• TASK INPUTS:
^^^^^^^^^^^^^^^^
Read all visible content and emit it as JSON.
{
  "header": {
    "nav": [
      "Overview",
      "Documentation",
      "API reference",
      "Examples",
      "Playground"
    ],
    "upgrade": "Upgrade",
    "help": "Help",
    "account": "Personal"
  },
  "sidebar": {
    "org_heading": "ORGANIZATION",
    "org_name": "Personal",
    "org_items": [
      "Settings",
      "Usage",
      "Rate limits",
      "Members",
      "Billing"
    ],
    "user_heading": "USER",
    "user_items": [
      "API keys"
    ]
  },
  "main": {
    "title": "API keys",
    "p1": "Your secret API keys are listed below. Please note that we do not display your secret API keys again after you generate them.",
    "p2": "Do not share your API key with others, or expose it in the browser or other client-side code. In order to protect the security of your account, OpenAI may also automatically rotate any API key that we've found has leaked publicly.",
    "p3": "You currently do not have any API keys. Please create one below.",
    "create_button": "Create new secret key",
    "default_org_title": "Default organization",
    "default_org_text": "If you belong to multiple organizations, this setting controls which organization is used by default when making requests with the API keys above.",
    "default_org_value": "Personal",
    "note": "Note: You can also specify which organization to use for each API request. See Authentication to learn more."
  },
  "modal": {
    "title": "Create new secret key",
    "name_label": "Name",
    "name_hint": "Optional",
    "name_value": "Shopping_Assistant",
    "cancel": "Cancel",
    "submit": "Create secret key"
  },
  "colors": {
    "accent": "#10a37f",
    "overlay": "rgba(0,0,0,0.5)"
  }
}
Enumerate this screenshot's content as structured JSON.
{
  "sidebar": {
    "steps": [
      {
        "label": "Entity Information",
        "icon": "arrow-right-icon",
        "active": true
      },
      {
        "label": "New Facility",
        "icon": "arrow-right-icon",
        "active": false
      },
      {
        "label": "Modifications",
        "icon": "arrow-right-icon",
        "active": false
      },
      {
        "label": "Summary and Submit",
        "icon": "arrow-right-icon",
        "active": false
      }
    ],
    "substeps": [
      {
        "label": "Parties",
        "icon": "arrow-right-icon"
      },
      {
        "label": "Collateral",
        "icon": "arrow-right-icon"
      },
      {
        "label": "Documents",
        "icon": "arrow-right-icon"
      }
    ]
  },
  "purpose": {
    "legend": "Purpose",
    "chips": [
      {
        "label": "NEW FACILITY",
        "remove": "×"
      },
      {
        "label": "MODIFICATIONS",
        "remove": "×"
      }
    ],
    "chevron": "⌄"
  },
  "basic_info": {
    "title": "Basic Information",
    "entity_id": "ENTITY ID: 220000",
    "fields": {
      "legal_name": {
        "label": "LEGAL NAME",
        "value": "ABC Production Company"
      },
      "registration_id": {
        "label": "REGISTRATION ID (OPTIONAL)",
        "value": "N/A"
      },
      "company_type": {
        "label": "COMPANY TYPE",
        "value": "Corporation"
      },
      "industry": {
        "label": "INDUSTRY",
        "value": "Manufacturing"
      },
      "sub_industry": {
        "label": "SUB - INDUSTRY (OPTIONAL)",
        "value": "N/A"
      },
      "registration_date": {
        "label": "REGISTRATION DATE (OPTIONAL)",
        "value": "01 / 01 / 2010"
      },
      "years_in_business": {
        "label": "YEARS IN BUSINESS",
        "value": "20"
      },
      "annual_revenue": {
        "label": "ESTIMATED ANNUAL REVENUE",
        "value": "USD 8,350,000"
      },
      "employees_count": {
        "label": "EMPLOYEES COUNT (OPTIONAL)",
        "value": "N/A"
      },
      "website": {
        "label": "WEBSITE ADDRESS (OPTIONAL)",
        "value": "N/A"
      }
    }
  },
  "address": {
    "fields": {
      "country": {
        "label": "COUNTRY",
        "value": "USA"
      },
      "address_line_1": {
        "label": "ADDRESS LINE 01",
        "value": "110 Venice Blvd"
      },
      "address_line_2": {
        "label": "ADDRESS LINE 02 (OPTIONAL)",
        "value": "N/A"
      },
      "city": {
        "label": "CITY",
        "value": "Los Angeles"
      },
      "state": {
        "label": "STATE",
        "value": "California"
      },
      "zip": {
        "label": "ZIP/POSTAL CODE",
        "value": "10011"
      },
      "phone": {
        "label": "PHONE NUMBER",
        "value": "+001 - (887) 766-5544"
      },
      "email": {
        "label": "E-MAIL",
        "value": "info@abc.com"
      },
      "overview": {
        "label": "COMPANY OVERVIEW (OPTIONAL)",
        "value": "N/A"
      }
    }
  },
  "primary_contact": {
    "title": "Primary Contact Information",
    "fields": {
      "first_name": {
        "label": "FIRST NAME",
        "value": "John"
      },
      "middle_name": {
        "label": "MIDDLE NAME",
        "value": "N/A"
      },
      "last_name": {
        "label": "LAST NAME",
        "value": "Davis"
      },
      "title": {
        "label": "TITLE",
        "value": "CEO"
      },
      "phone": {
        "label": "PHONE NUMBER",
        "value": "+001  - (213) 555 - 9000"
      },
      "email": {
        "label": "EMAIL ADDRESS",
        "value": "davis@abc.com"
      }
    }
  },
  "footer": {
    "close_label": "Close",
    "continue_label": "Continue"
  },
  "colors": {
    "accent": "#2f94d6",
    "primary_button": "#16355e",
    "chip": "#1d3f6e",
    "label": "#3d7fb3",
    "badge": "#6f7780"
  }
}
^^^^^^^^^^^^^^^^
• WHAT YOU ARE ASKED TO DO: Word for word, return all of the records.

• FINAL ANSWER:
Read all visible content and emit it as JSON.
{
  "header": {
    "nav": [
      "Overview",
      "Documentation",
      "API reference",
      "Examples",
      "Playground"
    ],
    "upgrade": "Upgrade",
    "help": "Help",
    "account": "Personal"
  },
  "sidebar": {
    "org_heading": "ORGANIZATION",
    "org_name": "Personal",
    "org_items": [
      "Settings",
      "Usage",
      "Rate limits",
      "Members",
      "Billing"
    ],
    "user_heading": "USER",
    "user_items": [
      "API keys"
    ]
  },
  "main": {
    "title": "API keys",
    "p1": "Your secret API keys are listed below. Please note that we do not display your secret API keys again after you generate them.",
    "p2": "Do not share your API key with others, or expose it in the browser or other client-side code. In order to protect the security of your account, OpenAI may also automatically rotate any API key that we've found has leaked publicly.",
    "p3": "You currently do not have any API keys. Please create one below.",
    "create_button": "Create new secret key",
    "default_org_title": "Default organization",
    "default_org_text": "If you belong to multiple organizations, this setting controls which organization is used by default when making requests with the API keys above.",
    "default_org_value": "Personal",
    "note": "Note: You can also specify which organization to use for each API request. See Authentication to learn more."
  },
  "modal": {
    "title": "Create new secret key",
    "name_label": "Name",
    "name_hint": "Optional",
    "name_value": "Shopping_Assistant",
    "cancel": "Cancel",
    "submit": "Create secret key"
  },
  "colors": {
    "accent": "#10a37f",
    "overlay": "rgba(0,0,0,0.5)"
  }
}
Enumerate this screenshot's content as structured JSON.
{
  "sidebar": {
    "steps": [
      {
        "label": "Entity Information",
        "icon": "arrow-right-icon",
        "active": true
      },
      {
        "label": "New Facility",
        "icon": "arrow-right-icon",
        "active": false
      },
      {
        "label": "Modifications",
        "icon": "arrow-right-icon",
        "active": false
      },
      {
        "label": "Summary and Submit",
        "icon": "arrow-right-icon",
        "active": false
      }
    ],
    "substeps": [
      {
        "label": "Parties",
        "icon": "arrow-right-icon"
      },
      {
        "label": "Collateral",
        "icon": "arrow-right-icon"
      },
      {
        "label": "Documents",
        "icon": "arrow-right-icon"
      }
    ]
  },
  "purpose": {
    "legend": "Purpose",
    "chips": [
      {
        "label": "NEW FACILITY",
        "remove": "×"
      },
      {
        "label": "MODIFICATIONS",
        "remove": "×"
      }
    ],
    "chevron": "⌄"
  },
  "basic_info": {
    "title": "Basic Information",
    "entity_id": "ENTITY ID: 220000",
    "fields": {
      "legal_name": {
        "label": "LEGAL NAME",
        "value": "ABC Production Company"
      },
      "registration_id": {
        "label": "REGISTRATION ID (OPTIONAL)",
        "value": "N/A"
      },
      "company_type": {
        "label": "COMPANY TYPE",
        "value": "Corporation"
      },
      "industry": {
        "label": "INDUSTRY",
        "value": "Manufacturing"
      },
      "sub_industry": {
        "label": "SUB - INDUSTRY (OPTIONAL)",
        "value": "N/A"
      },
      "registration_date": {
        "label": "REGISTRATION DATE (OPTIONAL)",
        "value": "01 / 01 / 2010"
      },
      "years_in_business": {
        "label": "YEARS IN BUSINESS",
        "value": "20"
      },
      "annual_revenue": {
        "label": "ESTIMATED ANNUAL REVENUE",
        "value": "USD 8,350,000"
      },
      "employees_count": {
        "label": "EMPLOYEES COUNT (OPTIONAL)",
        "value": "N/A"
      },
      "website": {
        "label": "WEBSITE ADDRESS (OPTIONAL)",
        "value": "N/A"
      }
    }
  },
  "address": {
    "fields": {
      "country": {
        "label": "COUNTRY",
        "value": "USA"
      },
      "address_line_1": {
        "label": "ADDRESS LINE 01",
        "value": "110 Venice Blvd"
      },
      "address_line_2": {
        "label": "ADDRESS LINE 02 (OPTIONAL)",
        "value": "N/A"
      },
      "city": {
        "label": "CITY",
        "value": "Los Angeles"
      },
      "state": {
        "label": "STATE",
        "value": "California"
      },
      "zip": {
        "label": "ZIP/POSTAL CODE",
        "value": "10011"
      },
      "phone": {
        "label": "PHONE NUMBER",
        "value": "+001 - (887) 766-5544"
      },
      "email": {
        "label": "E-MAIL",
        "value": "info@abc.com"
      },
      "overview": {
        "label": "COMPANY OVERVIEW (OPTIONAL)",
        "value": "N/A"
      }
    }
  },
  "primary_contact": {
    "title": "Primary Contact Information",
    "fields": {
      "first_name": {
        "label": "FIRST NAME",
        "value": "John"
      },
      "middle_name": {
        "label": "MIDDLE NAME",
        "value": "N/A"
      },
      "last_name": {
        "label": "LAST NAME",
        "value": "Davis"
      },
      "title": {
        "label": "TITLE",
        "value": "CEO"
      },
      "phone": {
        "label": "PHONE NUMBER",
        "value": "+001  - (213) 555 - 9000"
      },
      "email": {
        "label": "EMAIL ADDRESS",
        "value": "davis@abc.com"
      }
    }
  },
  "footer": {
    "close_label": "Close",
    "continue_label": "Continue"
  },
  "colors": {
    "accent": "#2f94d6",
    "primary_button": "#16355e",
    "chip": "#1d3f6e",
    "label": "#3d7fb3",
    "badge": "#6f7780"
  }
}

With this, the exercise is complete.